• _Exercise directions_
In total, how many lines of the data contain the word "kind"? Only that number is wanted.

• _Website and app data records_
--- START ---

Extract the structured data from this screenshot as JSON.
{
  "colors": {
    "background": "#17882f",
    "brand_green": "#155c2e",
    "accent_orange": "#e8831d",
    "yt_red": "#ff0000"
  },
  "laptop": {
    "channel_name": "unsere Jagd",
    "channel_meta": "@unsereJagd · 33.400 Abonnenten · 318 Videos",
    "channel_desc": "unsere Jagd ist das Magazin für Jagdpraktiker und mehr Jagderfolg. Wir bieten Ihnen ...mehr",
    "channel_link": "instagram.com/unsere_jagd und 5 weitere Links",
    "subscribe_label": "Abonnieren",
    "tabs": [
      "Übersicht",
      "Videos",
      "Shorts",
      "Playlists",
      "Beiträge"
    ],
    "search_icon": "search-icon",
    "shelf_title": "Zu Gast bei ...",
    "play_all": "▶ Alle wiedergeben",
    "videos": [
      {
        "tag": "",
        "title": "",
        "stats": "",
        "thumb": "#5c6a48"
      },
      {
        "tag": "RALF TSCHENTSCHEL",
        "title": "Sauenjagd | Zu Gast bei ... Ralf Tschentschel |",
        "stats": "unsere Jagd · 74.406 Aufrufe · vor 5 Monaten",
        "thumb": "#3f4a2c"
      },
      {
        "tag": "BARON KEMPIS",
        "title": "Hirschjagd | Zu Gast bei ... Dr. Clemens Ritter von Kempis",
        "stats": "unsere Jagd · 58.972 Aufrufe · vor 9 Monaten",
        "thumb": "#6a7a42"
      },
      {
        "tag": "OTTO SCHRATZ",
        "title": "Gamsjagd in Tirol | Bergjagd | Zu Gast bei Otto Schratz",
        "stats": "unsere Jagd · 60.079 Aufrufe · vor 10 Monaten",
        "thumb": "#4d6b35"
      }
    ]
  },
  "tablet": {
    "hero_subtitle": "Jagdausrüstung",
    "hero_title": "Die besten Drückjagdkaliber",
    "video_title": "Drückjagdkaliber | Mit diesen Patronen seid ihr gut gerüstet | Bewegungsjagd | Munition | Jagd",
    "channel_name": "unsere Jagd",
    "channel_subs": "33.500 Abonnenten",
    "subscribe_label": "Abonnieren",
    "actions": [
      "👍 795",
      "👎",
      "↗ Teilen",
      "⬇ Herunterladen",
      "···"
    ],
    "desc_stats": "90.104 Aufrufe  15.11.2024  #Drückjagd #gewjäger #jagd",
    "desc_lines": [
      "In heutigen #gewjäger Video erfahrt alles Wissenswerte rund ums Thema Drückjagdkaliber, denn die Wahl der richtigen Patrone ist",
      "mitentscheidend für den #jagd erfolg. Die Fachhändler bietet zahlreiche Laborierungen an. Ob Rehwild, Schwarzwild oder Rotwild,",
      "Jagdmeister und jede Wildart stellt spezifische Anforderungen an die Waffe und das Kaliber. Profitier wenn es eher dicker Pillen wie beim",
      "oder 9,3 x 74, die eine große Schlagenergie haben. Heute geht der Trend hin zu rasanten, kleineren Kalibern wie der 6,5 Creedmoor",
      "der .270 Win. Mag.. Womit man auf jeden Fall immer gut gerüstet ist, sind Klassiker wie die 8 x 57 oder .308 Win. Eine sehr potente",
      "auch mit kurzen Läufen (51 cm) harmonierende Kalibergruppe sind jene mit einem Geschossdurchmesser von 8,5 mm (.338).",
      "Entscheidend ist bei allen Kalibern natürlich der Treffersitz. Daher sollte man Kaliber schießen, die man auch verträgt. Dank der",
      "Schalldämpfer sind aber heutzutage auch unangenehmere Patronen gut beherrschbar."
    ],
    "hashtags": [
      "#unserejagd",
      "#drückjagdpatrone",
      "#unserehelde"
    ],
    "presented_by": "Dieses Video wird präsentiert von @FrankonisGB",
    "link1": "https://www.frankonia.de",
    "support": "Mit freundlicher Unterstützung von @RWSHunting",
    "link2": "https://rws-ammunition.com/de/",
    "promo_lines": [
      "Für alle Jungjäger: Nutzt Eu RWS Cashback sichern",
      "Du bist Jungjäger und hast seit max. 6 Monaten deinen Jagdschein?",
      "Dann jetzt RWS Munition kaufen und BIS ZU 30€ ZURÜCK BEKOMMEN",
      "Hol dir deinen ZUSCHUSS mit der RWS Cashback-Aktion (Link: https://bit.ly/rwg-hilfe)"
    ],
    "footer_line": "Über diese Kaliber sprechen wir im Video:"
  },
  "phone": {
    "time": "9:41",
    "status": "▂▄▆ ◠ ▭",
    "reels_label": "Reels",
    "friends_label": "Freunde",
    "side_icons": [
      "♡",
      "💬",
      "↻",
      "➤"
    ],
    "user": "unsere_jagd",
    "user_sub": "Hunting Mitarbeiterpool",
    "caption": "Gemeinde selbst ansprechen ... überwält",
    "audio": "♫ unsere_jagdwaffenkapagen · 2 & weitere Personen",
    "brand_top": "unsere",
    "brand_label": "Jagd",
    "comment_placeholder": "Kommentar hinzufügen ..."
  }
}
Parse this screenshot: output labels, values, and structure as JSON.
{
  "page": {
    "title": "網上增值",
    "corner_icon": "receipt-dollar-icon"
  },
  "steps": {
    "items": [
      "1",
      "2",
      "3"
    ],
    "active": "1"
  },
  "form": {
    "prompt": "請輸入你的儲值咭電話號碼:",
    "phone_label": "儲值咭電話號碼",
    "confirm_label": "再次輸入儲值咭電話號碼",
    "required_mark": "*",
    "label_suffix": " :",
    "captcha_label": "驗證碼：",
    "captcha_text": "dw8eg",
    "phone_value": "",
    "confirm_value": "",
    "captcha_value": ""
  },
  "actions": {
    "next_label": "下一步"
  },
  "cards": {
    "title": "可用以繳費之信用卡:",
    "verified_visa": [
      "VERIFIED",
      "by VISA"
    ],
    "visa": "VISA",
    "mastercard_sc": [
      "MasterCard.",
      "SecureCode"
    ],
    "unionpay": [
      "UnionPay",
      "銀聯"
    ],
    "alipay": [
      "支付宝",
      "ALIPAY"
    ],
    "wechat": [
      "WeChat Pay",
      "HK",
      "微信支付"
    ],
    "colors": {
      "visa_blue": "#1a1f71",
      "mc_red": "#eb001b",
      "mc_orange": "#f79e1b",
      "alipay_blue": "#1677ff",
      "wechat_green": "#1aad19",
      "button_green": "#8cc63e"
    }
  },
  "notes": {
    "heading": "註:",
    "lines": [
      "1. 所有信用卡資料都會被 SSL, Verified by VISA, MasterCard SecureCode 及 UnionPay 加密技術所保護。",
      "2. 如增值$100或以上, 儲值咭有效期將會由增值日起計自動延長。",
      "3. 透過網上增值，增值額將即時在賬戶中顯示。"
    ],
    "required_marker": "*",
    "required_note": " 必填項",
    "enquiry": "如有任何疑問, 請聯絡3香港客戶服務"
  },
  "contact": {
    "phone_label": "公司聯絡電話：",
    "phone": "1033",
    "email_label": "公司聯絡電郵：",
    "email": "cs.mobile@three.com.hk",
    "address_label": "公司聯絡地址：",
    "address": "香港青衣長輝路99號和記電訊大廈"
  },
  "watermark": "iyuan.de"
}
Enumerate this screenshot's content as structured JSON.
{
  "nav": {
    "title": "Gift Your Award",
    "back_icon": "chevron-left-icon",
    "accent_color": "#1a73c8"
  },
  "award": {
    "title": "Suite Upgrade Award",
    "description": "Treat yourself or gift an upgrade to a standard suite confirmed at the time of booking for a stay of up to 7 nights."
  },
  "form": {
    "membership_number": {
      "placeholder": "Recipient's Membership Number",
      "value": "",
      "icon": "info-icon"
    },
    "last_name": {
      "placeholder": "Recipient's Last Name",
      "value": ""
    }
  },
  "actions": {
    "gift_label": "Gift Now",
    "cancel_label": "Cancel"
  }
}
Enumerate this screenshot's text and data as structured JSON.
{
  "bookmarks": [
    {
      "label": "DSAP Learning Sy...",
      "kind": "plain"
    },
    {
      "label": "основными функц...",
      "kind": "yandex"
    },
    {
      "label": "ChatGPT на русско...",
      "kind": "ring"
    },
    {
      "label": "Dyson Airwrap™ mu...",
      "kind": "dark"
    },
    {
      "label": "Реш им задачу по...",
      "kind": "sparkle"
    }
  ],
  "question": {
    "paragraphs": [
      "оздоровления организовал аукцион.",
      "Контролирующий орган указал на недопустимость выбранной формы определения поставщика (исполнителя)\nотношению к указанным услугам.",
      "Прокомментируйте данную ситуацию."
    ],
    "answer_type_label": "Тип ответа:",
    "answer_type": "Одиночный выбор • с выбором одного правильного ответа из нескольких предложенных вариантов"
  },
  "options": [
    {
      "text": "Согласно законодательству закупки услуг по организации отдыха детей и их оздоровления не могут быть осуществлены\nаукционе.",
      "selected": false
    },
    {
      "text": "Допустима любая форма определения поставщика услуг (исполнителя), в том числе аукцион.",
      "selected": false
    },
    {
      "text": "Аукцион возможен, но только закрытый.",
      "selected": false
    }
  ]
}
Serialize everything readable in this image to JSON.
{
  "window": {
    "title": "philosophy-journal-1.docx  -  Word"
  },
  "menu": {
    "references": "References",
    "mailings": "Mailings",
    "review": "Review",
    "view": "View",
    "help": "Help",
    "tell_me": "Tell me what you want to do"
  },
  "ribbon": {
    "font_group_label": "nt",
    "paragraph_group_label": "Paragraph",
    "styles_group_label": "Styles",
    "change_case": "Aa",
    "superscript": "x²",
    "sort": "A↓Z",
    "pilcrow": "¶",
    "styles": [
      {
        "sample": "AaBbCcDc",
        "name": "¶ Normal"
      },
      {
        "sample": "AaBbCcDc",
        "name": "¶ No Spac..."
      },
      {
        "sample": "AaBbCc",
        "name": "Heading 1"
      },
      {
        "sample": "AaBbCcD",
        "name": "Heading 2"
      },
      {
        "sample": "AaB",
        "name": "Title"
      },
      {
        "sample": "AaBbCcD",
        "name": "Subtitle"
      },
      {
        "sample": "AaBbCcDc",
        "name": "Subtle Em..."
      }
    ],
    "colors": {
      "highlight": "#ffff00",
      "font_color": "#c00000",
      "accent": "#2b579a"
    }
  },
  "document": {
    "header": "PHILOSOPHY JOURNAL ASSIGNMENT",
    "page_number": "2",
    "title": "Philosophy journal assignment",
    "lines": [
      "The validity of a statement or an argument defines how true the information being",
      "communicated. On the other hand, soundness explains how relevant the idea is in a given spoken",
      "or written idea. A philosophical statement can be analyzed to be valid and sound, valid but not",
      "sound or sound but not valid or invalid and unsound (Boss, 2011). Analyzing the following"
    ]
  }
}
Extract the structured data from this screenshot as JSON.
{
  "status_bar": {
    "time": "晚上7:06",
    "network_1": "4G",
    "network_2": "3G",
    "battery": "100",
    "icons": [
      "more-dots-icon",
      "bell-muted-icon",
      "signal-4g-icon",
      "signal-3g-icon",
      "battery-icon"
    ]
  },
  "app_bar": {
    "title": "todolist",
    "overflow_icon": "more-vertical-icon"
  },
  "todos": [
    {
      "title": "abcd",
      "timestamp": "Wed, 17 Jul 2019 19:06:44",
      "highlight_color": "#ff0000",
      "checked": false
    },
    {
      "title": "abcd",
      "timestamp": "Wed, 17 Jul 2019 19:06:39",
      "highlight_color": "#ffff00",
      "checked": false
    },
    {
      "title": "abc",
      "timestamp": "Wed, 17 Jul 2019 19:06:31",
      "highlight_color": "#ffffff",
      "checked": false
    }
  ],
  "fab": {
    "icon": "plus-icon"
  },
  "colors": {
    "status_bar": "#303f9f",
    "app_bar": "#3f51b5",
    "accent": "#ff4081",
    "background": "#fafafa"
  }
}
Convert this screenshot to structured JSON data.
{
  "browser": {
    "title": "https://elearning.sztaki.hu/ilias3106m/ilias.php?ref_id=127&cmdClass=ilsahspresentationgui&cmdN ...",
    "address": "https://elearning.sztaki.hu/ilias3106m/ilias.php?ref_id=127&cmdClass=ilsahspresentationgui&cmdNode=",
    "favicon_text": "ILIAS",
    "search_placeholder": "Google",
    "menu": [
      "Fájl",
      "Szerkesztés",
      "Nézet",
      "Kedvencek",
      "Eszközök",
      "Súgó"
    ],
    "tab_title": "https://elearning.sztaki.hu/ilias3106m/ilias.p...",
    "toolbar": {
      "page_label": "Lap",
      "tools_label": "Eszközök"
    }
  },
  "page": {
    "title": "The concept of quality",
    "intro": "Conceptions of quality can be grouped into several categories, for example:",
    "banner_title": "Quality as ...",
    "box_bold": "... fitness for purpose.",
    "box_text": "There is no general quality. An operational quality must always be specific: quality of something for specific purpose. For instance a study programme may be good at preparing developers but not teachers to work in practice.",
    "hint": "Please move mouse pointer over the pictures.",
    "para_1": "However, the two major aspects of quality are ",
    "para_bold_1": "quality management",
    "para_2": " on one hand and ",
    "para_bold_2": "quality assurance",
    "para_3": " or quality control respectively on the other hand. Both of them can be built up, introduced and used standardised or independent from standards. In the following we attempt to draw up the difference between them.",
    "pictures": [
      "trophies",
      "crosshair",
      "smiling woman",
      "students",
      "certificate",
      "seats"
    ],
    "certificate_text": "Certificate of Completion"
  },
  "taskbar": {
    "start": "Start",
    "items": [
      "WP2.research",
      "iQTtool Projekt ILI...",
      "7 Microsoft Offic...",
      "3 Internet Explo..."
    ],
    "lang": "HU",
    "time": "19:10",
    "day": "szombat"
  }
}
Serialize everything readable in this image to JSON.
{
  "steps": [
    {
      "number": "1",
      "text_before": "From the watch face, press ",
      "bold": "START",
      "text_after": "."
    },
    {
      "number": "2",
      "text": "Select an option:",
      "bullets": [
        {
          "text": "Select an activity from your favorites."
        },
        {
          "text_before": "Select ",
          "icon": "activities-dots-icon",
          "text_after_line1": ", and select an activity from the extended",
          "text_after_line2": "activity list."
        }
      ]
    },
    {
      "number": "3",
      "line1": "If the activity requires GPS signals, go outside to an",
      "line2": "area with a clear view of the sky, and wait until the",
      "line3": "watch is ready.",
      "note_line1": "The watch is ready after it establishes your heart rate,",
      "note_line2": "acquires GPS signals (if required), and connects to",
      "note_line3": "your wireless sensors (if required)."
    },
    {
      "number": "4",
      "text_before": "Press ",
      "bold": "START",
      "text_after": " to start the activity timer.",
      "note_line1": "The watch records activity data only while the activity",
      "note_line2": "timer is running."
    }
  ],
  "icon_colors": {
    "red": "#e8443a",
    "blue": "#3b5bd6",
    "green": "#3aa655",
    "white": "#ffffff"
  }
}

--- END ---

• _Solution for this problem_
5